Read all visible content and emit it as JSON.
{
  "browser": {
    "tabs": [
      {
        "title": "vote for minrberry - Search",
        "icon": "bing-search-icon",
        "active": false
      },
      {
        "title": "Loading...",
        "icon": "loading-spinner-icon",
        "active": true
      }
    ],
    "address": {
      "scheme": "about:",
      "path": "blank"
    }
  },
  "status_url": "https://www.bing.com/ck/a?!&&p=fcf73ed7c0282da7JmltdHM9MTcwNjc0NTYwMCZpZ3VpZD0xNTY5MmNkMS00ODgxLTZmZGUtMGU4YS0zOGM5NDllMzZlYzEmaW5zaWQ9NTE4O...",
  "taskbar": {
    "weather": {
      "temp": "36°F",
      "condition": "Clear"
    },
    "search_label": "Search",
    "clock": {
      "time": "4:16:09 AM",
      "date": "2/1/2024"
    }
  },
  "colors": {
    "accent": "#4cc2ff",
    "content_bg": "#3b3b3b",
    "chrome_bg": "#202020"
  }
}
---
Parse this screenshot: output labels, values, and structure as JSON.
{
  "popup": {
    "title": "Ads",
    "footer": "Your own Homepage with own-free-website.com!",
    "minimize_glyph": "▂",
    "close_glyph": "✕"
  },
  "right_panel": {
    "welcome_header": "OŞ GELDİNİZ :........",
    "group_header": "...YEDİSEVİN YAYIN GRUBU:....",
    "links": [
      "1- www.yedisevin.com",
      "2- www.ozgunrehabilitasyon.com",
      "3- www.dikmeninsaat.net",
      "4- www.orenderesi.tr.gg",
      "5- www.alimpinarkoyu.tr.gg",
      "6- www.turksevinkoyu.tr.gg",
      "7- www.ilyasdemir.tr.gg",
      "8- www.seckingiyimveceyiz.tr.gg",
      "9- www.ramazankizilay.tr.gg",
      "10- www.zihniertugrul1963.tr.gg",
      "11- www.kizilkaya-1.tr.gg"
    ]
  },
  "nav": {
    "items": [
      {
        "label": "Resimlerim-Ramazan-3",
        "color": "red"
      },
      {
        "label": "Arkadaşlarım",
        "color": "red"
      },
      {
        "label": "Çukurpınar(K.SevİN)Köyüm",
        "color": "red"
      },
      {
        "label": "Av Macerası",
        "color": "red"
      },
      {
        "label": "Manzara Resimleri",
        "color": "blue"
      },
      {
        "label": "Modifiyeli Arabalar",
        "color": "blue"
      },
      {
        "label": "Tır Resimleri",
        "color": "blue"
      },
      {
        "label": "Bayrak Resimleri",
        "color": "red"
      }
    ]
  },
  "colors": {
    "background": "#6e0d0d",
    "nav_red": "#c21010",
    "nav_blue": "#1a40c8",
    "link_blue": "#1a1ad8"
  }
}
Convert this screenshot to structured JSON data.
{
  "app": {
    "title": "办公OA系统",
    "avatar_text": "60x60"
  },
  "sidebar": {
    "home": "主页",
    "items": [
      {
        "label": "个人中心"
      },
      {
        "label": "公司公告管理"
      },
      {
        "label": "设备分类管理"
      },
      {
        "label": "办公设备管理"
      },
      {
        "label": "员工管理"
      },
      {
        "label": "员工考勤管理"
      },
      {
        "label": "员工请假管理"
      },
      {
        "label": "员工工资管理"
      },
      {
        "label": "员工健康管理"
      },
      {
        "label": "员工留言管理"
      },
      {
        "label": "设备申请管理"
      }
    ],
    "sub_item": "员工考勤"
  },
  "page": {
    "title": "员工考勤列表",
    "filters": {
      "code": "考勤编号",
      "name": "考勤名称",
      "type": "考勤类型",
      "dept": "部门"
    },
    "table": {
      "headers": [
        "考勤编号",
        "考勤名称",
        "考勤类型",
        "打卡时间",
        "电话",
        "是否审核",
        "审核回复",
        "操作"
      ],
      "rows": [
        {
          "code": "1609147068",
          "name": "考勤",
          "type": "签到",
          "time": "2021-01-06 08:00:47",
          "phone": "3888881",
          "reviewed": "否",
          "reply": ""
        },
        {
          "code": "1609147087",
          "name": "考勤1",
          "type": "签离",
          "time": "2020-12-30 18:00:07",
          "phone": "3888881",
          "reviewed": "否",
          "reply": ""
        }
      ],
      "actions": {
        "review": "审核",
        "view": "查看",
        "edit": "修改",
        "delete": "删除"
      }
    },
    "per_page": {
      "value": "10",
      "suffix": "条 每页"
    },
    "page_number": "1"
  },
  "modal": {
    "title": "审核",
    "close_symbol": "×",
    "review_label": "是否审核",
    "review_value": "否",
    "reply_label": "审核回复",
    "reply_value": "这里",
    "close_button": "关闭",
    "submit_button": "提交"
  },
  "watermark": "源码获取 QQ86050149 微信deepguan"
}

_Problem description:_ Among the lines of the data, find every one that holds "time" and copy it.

_Result of the task:_
      "time": "4:16:09 AM",
          "time": "2021-01-06 08:00:47",
          "time": "2020-12-30 18:00:07",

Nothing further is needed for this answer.